| WORK REQUEST |
Track down each line below containing the string "this" and copy it.

| EXERCISE INPUT |
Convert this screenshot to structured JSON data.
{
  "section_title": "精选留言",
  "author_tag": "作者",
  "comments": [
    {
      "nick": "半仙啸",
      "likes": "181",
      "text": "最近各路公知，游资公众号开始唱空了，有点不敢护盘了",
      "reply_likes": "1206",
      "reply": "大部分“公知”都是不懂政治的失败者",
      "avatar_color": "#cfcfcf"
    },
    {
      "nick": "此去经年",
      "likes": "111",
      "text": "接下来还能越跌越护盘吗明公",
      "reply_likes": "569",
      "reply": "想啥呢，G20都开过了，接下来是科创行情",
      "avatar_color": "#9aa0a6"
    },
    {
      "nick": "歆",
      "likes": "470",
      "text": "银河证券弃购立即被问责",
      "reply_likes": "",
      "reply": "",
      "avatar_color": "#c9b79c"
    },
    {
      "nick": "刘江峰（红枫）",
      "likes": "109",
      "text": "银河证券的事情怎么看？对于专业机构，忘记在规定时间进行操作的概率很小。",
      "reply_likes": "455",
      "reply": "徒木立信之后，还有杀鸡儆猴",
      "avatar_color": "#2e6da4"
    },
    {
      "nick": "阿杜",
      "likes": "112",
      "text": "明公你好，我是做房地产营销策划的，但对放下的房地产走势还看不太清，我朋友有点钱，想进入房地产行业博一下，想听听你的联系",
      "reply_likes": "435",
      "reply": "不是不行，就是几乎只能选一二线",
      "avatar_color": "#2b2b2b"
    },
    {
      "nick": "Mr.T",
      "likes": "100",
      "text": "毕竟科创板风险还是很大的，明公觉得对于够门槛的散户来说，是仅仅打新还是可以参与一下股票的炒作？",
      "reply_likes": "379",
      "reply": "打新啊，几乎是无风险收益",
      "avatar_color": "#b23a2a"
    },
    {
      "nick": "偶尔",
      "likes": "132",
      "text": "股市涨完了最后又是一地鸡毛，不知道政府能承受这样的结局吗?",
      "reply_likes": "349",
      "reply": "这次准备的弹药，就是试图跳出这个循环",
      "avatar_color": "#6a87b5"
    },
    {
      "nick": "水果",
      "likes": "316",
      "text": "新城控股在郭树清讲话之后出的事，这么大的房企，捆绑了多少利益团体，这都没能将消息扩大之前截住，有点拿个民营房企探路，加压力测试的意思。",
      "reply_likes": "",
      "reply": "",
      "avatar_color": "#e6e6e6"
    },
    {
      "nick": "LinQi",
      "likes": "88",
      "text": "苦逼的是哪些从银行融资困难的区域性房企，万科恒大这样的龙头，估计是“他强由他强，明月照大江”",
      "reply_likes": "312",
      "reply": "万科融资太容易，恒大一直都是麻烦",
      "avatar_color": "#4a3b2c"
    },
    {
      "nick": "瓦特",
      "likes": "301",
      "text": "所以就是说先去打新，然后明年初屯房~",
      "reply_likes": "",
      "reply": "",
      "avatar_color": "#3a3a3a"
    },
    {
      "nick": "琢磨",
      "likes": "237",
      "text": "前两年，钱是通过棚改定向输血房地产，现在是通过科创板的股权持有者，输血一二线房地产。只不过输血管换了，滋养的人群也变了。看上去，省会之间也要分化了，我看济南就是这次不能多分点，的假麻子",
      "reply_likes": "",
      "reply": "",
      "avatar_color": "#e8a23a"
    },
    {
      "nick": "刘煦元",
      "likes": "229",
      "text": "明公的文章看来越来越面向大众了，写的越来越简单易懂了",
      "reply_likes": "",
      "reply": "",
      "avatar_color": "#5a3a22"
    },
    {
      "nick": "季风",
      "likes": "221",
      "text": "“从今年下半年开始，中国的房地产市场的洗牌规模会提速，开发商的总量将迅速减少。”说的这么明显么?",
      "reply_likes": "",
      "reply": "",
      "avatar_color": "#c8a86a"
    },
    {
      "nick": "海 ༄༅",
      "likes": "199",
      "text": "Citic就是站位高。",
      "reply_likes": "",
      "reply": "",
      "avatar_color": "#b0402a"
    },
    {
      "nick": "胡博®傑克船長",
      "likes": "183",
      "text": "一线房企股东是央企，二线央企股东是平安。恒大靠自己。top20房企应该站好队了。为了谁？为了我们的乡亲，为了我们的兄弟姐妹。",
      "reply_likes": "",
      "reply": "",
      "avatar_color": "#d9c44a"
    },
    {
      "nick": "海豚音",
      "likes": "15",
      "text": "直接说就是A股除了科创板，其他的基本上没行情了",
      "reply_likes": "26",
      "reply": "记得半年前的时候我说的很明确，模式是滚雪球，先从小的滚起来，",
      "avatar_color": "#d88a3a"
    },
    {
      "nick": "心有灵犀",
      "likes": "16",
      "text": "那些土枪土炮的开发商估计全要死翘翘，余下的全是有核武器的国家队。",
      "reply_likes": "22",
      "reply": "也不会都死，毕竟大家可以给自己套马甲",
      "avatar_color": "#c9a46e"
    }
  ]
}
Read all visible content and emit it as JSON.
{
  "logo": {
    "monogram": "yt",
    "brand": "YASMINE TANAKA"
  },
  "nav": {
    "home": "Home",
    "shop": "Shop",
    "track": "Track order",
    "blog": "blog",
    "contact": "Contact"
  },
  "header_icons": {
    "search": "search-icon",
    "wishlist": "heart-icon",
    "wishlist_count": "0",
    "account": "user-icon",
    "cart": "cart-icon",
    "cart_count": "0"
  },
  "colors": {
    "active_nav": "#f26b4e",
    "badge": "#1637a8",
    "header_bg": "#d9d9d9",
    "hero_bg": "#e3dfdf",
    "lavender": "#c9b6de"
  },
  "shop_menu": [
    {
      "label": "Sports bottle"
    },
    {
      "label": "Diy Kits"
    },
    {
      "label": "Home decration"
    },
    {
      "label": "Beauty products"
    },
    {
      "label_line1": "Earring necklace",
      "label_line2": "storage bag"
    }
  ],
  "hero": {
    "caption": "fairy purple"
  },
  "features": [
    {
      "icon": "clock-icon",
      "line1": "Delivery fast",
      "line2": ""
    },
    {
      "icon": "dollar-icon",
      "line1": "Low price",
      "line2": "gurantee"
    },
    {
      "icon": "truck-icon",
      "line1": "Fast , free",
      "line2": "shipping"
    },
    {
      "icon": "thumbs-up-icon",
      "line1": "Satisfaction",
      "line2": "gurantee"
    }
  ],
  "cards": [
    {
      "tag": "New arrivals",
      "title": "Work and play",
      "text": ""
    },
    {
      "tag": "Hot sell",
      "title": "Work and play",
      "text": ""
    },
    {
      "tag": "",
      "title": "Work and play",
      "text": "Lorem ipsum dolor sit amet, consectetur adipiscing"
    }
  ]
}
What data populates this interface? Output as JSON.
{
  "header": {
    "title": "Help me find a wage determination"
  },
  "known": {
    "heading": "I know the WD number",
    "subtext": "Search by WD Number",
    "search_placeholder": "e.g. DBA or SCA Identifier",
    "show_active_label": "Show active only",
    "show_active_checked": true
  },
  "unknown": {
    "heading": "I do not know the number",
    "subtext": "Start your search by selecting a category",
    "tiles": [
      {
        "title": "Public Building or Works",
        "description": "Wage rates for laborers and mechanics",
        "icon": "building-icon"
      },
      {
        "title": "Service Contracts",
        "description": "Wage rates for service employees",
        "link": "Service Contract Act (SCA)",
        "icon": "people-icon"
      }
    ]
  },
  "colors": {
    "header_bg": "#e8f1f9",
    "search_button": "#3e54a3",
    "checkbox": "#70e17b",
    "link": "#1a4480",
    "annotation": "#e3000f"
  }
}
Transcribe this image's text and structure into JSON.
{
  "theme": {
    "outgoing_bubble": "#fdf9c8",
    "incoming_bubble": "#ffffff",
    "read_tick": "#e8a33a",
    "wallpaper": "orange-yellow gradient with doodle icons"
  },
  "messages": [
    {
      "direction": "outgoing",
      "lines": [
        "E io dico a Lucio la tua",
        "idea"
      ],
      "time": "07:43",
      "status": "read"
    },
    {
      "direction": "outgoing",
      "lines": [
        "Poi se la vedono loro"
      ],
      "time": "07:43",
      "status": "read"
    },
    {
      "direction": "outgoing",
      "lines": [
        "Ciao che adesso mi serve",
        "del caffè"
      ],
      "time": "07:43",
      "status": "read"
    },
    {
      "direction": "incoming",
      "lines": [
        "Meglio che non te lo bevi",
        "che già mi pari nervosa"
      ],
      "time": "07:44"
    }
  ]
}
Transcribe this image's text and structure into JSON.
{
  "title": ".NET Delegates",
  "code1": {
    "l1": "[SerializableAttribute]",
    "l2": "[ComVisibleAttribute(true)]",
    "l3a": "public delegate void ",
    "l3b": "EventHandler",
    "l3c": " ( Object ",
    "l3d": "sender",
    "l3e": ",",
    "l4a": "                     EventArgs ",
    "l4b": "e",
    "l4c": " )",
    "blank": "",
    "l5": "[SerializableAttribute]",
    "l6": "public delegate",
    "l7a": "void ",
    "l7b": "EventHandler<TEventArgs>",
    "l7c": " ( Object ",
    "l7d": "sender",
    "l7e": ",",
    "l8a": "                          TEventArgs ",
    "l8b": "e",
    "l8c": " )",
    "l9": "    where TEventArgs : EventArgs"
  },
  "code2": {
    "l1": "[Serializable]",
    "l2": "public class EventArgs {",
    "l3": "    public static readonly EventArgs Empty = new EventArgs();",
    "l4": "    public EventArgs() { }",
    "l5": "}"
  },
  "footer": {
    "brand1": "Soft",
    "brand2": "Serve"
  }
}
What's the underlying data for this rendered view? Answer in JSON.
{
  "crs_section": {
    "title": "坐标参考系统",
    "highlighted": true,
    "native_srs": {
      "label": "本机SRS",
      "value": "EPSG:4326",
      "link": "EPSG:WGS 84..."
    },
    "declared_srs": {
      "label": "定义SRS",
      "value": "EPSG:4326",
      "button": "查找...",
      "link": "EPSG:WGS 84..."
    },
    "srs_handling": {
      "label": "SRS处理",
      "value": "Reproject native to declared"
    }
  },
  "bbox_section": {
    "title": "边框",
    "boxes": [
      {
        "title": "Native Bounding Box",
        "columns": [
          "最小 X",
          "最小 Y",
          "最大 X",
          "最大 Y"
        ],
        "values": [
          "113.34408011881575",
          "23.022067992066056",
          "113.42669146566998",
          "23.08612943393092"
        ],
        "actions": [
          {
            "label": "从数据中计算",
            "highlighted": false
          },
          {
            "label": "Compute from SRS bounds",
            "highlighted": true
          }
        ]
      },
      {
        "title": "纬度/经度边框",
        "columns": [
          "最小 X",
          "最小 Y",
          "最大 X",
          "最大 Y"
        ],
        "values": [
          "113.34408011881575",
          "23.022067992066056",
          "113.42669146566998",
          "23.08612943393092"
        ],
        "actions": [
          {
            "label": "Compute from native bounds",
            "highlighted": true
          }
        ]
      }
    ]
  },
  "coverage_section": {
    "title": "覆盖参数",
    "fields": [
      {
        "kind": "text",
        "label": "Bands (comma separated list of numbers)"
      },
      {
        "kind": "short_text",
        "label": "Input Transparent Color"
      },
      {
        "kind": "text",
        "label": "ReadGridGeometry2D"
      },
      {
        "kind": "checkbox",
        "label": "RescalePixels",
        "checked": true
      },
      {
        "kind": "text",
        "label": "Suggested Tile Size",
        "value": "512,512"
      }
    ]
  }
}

| ANSWER FOR THE TASK |
Convert this screenshot to structured JSON data.
What data populates this interface? Output as JSON.
Transcribe this image's text and structure into JSON.
Transcribe this image's text and structure into JSON.
What's the underlying data for this rendered view? Answer in JSON.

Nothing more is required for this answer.